Top of Task inputs
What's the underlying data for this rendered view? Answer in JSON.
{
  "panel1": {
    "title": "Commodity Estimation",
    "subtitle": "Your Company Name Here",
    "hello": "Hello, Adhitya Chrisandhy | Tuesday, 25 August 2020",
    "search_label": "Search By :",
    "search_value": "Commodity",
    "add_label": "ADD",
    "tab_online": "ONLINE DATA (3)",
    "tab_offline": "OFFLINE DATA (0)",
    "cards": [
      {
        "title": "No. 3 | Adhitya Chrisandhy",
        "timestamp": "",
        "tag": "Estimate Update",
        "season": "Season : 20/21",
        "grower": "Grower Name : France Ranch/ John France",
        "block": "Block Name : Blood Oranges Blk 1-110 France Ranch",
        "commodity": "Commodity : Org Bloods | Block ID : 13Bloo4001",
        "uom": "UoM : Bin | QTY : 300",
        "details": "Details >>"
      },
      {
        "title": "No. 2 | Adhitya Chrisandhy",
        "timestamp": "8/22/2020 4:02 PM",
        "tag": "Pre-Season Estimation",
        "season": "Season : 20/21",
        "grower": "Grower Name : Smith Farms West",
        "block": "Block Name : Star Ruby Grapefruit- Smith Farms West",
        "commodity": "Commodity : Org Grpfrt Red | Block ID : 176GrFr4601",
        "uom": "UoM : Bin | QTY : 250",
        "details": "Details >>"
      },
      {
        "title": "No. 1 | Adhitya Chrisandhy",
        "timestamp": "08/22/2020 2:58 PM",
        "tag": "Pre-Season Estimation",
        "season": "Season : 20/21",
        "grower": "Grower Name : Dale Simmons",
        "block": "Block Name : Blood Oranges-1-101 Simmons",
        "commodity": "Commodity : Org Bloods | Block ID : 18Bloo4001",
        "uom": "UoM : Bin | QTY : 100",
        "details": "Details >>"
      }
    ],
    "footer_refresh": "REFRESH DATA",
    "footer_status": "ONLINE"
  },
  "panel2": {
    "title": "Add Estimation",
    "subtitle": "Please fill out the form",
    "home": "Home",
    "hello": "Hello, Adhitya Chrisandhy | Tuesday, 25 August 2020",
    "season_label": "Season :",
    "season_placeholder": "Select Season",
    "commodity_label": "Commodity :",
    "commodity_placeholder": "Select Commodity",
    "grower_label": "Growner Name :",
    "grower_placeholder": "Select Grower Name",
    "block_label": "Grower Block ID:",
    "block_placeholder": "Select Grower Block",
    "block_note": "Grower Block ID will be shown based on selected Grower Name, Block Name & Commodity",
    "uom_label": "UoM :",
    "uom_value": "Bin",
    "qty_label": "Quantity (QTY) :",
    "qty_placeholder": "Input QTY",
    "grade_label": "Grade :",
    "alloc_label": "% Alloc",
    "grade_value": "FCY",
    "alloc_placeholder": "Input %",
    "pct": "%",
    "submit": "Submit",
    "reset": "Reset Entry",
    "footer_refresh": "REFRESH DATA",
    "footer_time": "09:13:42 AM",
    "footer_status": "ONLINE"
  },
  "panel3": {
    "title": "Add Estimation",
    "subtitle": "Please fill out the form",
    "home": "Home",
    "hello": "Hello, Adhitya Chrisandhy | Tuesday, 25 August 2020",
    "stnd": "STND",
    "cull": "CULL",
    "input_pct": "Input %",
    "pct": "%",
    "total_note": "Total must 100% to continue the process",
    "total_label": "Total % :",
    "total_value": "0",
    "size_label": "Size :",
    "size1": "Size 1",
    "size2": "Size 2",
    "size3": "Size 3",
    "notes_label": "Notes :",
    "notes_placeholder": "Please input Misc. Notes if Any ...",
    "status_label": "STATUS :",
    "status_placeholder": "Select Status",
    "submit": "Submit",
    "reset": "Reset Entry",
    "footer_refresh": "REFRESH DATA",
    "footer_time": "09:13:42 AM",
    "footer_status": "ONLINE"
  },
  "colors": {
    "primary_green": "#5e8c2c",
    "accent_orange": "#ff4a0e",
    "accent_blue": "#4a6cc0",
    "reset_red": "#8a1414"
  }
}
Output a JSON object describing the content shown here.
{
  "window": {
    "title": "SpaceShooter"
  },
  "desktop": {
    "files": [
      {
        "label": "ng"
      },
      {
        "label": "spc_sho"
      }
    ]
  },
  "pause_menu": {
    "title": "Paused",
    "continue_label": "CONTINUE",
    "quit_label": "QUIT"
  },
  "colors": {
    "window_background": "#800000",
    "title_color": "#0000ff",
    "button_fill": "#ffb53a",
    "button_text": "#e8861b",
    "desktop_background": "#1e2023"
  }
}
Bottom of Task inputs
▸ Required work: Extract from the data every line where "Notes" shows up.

▸ Problem solution:
    "notes_label": "Notes :",
    "notes_placeholder": "Please input Misc. Notes if Any ...",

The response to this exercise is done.